Shariah emphasizes the family for moral purposes and a sense of direction for the new generation. In marriage, maintenance of the family’s material resources and moral values are prerequisite and necessary elements (daruriyyat). Secular societies have largely abandoned the role of family and society in intergenerational continuity. Individualism replaces family values and the institution of marriage as the union of a father and a mother. Darul Islam is the last bastion against attempts to dismantle the sustainability of family values and societal morality.
GIUF’s emphasis on the revival of the institution of waqf is also consistent with hifz al-nasl. The intergenerational aspect of waqf is highlighted in the hadith known as “thawab ba’d al wafah (reward after death).
The gap is in the awareness of climate change and the impact of poverty as a structural economic issue. Despite Quranic emphasis to the contrary, Muslims still consider poverty as a necessary phenomenon and not the cost of wealth that can be claimed by the poor. On the other hand, climate change is not only about economic sustainability. It is primarily a religious issue of humanity that has abandoned a primordial covenant to safeguard nature.
Wealth and Inequality
Inequality in wealth distribution could result in poverty in sections of a community. The common perception of poverty is that of low income, whereas the emphasis should also be on the deprivation of necessities and elementary capabilities. The latter are often less documented, especially when the government focuses on basic needs in a populist agenda.
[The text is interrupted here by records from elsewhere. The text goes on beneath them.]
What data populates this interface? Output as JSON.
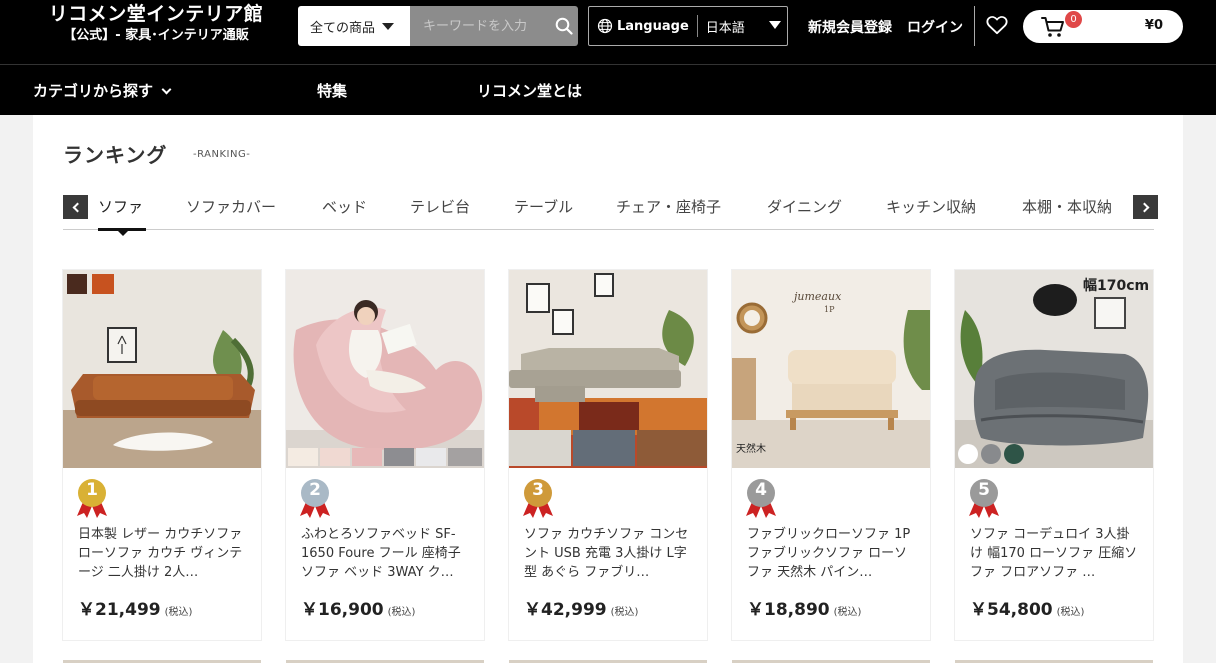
{
  "header": {
    "logo_title": "リコメン堂インテリア館",
    "logo_subtitle": "【公式】- 家具･インテリア通販",
    "search_category": "全ての商品",
    "search_placeholder": "キーワードを入力",
    "language_label": "Language",
    "language_value": "日本語",
    "register_label": "新規会員登録",
    "login_label": "ログイン",
    "cart_count": "0",
    "cart_total": "¥0"
  },
  "nav": {
    "items": [
      {
        "label": "カテゴリから探す"
      },
      {
        "label": "特集"
      },
      {
        "label": "リコメン堂とは"
      }
    ]
  },
  "ranking": {
    "title": "ランキング",
    "subtitle": "-RANKING-",
    "tabs": [
      {
        "label": "ソファ"
      },
      {
        "label": "ソファカバー"
      },
      {
        "label": "ベッド"
      },
      {
        "label": "テレビ台"
      },
      {
        "label": "テーブル"
      },
      {
        "label": "チェア・座椅子"
      },
      {
        "label": "ダイニング"
      },
      {
        "label": "キッチン収納"
      },
      {
        "label": "本棚・本収納"
      }
    ],
    "products": [
      {
        "rank": "1",
        "name": "日本製 レザー カウチソファ ローソファ カウチ ヴィンテージ 二人掛け 2人…",
        "price": "￥21,499",
        "tax": "(税込)"
      },
      {
        "rank": "2",
        "name": "ふわとろソファベッド SF-1650 Foure フール 座椅子 ソファ ベッド 3WAY ク…",
        "price": "￥16,900",
        "tax": "(税込)"
      },
      {
        "rank": "3",
        "name": "ソファ カウチソファ コンセント USB 充電 3人掛け L字型 あぐら ファブリ…",
        "price": "￥42,999",
        "tax": "(税込)"
      },
      {
        "rank": "4",
        "name": "ファブリックローソファ 1P ファブリックソファ ローソファ 天然木 パイン…",
        "price": "￥18,890",
        "tax": "(税込)"
      },
      {
        "rank": "5",
        "name": "ソファ コーデュロイ 3人掛け 幅170 ローソファ 圧縮ソファ フロアソファ …",
        "price": "￥54,800",
        "tax": "(税込)"
      }
    ],
    "image_overlays": {
      "p4_brand": "jumeaux",
      "p4_model": "1P",
      "p4_note": "天然木",
      "p5_width": "幅170cm"
    },
    "medal_colors": [
      "#d9b135",
      "#a9b9c6",
      "#cf9a3a",
      "#9a9a9a",
      "#9a9a9a"
    ]
  }
}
When elementary capabilities are included in the three-stage model of development under Maqasid Shariah, widespread illiteracy, unemployability, malnourishment, morbidity and other societal failures could be brought into focus and rectified.
A new Oxfam report released in January 2023 at the World Economic Forum revealed that the wealthiest 1 percent grabbed nearly two-thirds of all new wealth worth $42 trillion created since 2020. This is almost twice as much money as the bottom 99 percent of the world’s population. A wealth tax or zakat of this phenomenal wealth would have released $1.05 trillion for poverty eradication, lifting as much as 400 million out of poverty. Excessive and iniquitous wealth is the cause of poverty as much as poverty is the cost of wealth. In compliance with rules under of zakat, 2.5% of wealth belongs to the poor. A grave punishment awaits zakat-dodgers in the Hereafter.
Truly, for every nation there is a trial, and the trial for my nation is wealth. Prophet Muhammad صلى الله عليه وسلم Instead of focusing on economics with theories of growth and pursuit of prosperity, GIUF intends to grow into a global forum on the aberration of poverty. As suggested in the Quranic verse, earthly existence should not be punctuated with fear and grief of deprivation caused by poverty.
The immediate to medium-term global challenges will require Muslims to respond with our civilizational values based on principles derived from divine revelation (Quran) and Prophetic traditions (ahadith).
After thirteen years of prophethood in Makkah and ten years in Madinah, Rasulullah SAW delivered the Khutbah Wida or Farewell Sermon. Some of the salient points of the sermon can be highlighted as follows.
- Sacred Trust for Human Life and Property Rights
- Prohibition of Riba as Foundation of the Economy
- Safety in Religion.
- Family Life
- Unity and Diversity
- Finality of Prophethood
- Perfection of Religion and Allah’s Favour
GIUF will keep alive the remembrance of the powerful Khutbah Wida annually through thematic forums, talk shows, and op-eds in major newspapers.
In GIUF’s mission statement, Islam is the primary source of its worldview. However, the mission statement does not exclude engagement with adherents of other belief systems.
The maqasid for trade and investment must lead towards public good for the whole community and nations, especially for the vast masses “whose hearts will be turned”.
The economic outcome should manifest in justice and co-prosperity. Likewise, it should eliminate human exploitation, narrow the inequality gap from excessive wealth accumulation, and avoid wars and ecological catastrophes. GIUF will work with civil society and global thinkers of all creeds and persuasion to restore a religious weltanschauung.